Xmotion show car blends tradition with high-tech
NISSAN BILLED ITS DETROIT MOTOR show Xmotion concept car as “a design exploration for a potentially groundbreaking compact SUV.”
It says the six-passenger, three-row Xmotion (pronounced “cross motion”) concept “fuses Japanese culture and traditional craftsmanship with American-style utility and new-generation Nissan Intelligent Mobility technology.”
Alfonso Albaisa, Nissan’s senior vice president of global design, says that “in the Xmotion concept, we explored the more rugged and powerful side of Nissan Intelligent Mobility.
“Bold and powerful forms and proportions are, upon closer inspection, contrasted with aspects of traditional Japanese craftsmanship expressed in a contemporary way.
“The exterior’s combination of western and eastern concepts continues inside the Xmotion, where advanced connectivity and autonomous technologies mix with modern Japanese digital art and cultural craftsmanship.”
Signalling the future of Nissan design, the Xmotion’s exterior uses understated sculptural lines, including unique U-shaped headlights and an evolution of the brand’s signature V-motion grille.
The visual simplicity of the bodywork contrasts with the metal-crafted wheels. The mechanical tool-inspired wheels and all-terrain tyres are one piece, with the tyre tread physically laminated over the 21-inch aluminium-alloy wheels.
Additional exterior features include a retractable rooftop box and a unique tail light design inspired by Japanese woodwork.
The Xmotion’s long wheelbase and wheels pushed out to the extremes of the corners, allowed designers to create a fourplus-two seating layout.
There are three rows of side-by-side individual seats, and the cabin has been designed to provide “a perfect space for a young couple, another couple and two children or pets in the third row,” says Nissan.
The crafted interior design symbolises a Japanese landscape, honouring Nissan’s roots while incorporating advanced graphic user interfaces and autonomous driving technologies.
The interior itself was created with the imagery of a river on the floor, with the centre console acting as a bridge.
The console is the core of the interior design and uses a traditional Japanese architectural wood joinery technique, kanawa tsugi, which is found in the carpentry used to build temples and shrines.
The Xmotion concept’s instrument panel design is a modern interpretation of traditional Japanese kigumi wood joinery. Nissan says that by using the kigumi structure in the instrument panel and console, the vehicle’s interior suggests “a robust bone structure, creating a sense of strength and trust.”
The interior includes seven digital screen portions. Three main displays and left and right end displays span the width of the instrument panel. There’s also a “digital room mirror” in the ceiling and a centre console display.
Users can control the displays and infotainment system using gestures and eye movements. Intuitive controls and a voice command system allow drivers to focus on driving, helping them access various information easily and safely.
“We envision the Xmotion concept to be a highly functional SUV that can be driven every day, yet can take the owners and friends to a national park or recreation area on a whim,” Albaisa adds.
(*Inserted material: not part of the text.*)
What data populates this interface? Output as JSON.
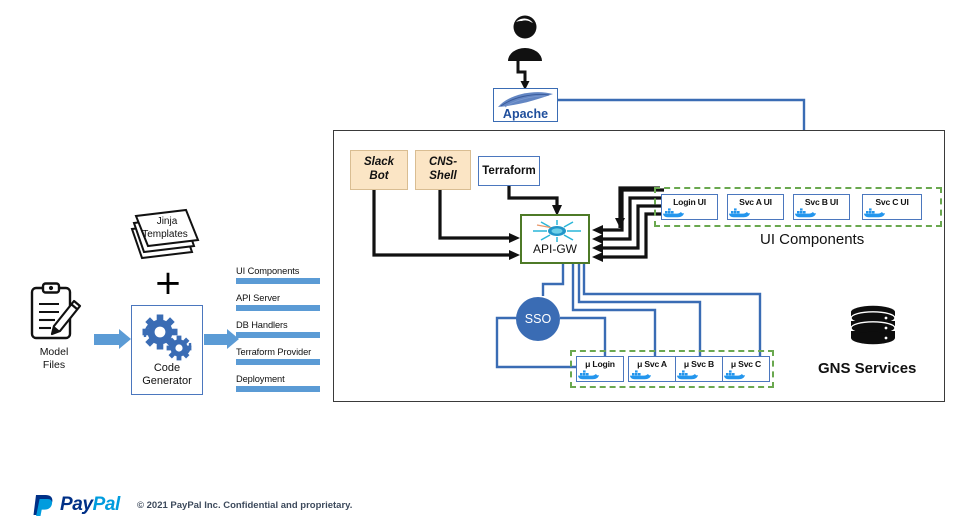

Nissan is no stranger to cutting edge SUV design. It introduced the Juke compact crossover in the early years of this decade, and the car was an instant success in Japan and Europe.
It’s a relatively-small seller here, but has been enormously successful elsewhere, helping to spur the growth of the then-new compact crossover class into the major market segment it is today.
Above: Nissan says it Xmotion concept unveiled at Detroit hints at styling theme for its future SUVS (left); U-shaped LED headlights and modified version of Nissan family grille dominate frontal styling (centre); Long wheelbase and wheel-at-each-corner layout allowed three rows of seats (right).